Fredi and Allan’s successes don’t end with Lorenzo, Oscar, Cristian, and Luis: in 2005 and 2006, the robotics team swells to more than fifty members. They place third and second in the MATE robotics competition, respectively, beating MIT again both times. This continued success proves that teachers in many ways become a child’s most valuable resource, because they not only instill them with knowledge, but spark an interest in learning and give them the capacity to believe in themselves. In the end, it is Fredi’s original desire for the students simply to go beyond what they think their capabilities are that gives them a pathway to win the entire competition.
Mentorship Quotes in Spare Parts
The chief lesson Lorenzo learned was that it was important to be creative. Hugo wasn’t running a normal mechanic’s shop, with a wall full of tools and shelves filled with supplies. He had little money, a small set of hand tools, and his ingenuity. To survive, he had to come up with fresh ideas and adapt.
The music was part of his educational philosophy. Fredi had always focused on getting kids excited to learn.
Lorenzo felt his father didn’t have any respect for him, Hugo wouldn’t let him use the tools in the driveway, and the kids around school mocked him for his strange looks. Now a teacher was entrusting him with the lives of a handful of fish. To most people, it might not seem like a lot, but to Lorenzo it was unprecedented.
The whole point was to give the guys a chance to accomplish something beyond what they thought possible. But if they showed up at the event and failed utterly, it would only reinforce the impression that they didn't belong in the contest in the first place. That could leave a kid such as Lorenzo with a permanent sense of inferiority.
For Lorenzo, the robotics team was like a new family.

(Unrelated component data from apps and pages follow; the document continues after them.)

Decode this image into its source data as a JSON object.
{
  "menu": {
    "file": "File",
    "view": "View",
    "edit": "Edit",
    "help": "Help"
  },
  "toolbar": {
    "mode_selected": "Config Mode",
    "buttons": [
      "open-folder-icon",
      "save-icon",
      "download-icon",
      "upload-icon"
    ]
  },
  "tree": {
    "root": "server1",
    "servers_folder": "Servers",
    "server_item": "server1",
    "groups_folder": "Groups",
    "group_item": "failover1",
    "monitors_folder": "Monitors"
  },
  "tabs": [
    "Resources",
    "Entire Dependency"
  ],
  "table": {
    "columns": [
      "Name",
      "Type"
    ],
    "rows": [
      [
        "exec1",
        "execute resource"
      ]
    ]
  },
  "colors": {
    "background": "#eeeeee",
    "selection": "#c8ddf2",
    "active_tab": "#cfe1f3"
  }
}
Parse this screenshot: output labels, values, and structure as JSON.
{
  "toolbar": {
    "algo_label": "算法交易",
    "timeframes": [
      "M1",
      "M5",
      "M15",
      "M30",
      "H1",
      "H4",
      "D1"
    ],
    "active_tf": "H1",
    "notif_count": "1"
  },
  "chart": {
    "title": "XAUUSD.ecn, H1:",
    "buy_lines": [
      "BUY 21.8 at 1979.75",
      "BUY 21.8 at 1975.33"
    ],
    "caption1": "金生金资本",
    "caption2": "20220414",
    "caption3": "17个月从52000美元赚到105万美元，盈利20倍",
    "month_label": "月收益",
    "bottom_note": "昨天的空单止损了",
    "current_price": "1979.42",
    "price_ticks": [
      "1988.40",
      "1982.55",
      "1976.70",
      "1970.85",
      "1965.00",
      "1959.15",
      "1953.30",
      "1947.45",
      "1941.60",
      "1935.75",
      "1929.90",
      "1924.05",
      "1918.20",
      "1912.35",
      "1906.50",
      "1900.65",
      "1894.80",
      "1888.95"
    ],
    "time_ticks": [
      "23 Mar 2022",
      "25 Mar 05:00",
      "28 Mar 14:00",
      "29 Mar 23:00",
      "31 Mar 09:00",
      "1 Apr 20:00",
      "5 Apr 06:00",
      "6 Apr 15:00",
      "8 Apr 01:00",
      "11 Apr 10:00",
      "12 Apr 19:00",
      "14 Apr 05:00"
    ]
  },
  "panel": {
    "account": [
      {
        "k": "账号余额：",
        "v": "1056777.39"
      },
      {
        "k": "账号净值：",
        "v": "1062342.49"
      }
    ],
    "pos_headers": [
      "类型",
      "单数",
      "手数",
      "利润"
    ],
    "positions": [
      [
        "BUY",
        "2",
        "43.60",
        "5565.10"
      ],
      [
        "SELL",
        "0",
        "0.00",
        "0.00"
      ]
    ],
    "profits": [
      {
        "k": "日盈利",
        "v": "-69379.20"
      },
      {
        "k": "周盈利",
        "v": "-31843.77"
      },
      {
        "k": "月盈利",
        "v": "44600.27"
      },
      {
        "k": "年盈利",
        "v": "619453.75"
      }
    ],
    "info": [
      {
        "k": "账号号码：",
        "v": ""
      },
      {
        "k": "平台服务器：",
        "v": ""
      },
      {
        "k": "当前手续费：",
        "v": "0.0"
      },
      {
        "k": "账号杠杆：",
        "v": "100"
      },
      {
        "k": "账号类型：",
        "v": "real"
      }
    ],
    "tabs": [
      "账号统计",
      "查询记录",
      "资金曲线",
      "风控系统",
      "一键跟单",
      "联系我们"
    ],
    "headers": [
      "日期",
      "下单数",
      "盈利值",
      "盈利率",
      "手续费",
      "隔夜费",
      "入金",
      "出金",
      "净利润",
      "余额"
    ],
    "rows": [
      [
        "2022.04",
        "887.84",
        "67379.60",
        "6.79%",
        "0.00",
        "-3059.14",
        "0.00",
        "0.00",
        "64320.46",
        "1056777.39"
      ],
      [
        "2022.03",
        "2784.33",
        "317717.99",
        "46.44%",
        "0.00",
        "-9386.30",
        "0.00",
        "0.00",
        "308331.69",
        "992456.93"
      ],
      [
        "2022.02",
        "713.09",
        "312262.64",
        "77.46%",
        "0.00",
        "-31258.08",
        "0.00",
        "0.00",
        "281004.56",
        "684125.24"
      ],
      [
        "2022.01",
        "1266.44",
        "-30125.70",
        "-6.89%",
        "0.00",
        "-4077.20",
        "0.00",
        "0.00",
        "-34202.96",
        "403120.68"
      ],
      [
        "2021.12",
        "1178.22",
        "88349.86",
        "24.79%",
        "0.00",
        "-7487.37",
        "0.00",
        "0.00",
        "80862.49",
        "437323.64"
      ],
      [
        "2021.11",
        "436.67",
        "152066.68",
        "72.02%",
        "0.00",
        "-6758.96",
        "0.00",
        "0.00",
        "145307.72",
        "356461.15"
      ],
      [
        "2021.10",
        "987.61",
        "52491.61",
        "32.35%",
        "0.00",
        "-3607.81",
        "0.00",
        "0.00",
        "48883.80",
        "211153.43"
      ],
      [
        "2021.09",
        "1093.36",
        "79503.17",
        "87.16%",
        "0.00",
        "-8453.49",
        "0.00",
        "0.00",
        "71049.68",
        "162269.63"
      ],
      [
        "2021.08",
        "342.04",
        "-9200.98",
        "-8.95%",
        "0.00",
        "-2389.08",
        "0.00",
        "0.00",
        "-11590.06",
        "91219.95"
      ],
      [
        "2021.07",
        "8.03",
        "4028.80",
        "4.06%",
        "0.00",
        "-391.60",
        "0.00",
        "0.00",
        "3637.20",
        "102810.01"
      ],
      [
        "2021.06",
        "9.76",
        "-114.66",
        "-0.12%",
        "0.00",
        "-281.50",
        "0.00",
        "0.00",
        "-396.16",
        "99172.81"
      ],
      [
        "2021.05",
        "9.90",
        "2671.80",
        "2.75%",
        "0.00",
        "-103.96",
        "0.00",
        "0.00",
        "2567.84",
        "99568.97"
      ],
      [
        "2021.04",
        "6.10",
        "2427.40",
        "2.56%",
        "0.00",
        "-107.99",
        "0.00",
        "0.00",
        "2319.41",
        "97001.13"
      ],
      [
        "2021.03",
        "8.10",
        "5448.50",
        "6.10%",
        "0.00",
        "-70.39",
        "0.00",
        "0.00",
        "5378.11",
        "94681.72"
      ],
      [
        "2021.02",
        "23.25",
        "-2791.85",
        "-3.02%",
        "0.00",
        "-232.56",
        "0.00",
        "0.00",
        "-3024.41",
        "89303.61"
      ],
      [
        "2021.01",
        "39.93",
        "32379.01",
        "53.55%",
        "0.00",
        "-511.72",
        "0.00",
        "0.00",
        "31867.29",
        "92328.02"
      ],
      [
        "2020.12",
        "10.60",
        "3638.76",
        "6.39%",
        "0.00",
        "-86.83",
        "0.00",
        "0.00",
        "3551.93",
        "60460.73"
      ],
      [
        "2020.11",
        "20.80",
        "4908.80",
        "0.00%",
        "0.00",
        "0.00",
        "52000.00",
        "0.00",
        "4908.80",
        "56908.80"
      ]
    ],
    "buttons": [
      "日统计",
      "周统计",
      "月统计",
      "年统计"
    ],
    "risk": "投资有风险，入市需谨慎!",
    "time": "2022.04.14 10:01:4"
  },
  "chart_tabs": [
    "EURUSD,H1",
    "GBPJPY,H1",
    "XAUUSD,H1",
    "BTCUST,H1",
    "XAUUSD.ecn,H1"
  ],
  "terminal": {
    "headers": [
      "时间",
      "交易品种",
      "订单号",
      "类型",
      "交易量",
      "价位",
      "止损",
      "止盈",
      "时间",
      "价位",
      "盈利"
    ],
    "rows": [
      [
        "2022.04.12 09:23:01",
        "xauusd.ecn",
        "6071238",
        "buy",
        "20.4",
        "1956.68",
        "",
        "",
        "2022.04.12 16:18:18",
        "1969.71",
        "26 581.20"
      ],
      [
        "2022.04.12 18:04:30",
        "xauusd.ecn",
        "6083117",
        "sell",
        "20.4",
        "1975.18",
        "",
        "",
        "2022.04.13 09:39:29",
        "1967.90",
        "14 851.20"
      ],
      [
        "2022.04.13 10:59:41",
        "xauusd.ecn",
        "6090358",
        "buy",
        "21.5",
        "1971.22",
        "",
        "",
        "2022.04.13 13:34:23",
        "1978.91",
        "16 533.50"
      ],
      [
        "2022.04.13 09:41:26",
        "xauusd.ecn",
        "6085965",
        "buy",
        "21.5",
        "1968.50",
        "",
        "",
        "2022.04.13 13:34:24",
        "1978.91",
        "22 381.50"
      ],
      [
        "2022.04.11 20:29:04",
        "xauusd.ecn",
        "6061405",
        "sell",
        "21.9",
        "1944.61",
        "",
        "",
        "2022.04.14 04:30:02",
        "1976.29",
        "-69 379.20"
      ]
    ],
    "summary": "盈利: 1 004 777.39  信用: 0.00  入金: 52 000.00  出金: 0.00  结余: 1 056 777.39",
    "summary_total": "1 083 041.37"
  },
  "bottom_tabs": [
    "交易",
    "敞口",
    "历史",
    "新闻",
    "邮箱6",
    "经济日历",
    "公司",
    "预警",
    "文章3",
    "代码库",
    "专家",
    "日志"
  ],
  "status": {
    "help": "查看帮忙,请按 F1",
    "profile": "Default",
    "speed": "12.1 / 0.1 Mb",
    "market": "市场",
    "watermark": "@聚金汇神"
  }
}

In some respects, Fredi and Allan were surrogate parents, constantly advising him and pushing him to do better. […] A team spirit had developed. Lorenzo wasn't the only one sitting in the front row of his classes.
To Fredi, this was a battle for the future of an unusual but talented kid. He appreciated Lorenzo's offbeat ideas and felt that the long-haired goofball had genuine talent. But Lorenzo was caught in the tractor-beam pull of poverty and low expectations.
Fredi was impressed. It was a practical, cheap, and ingenious solution. […]
“You did it,” Fredi said, clapping Lorenzo on the shoulder.
Lorenzo responded with a big smile. “I did it.”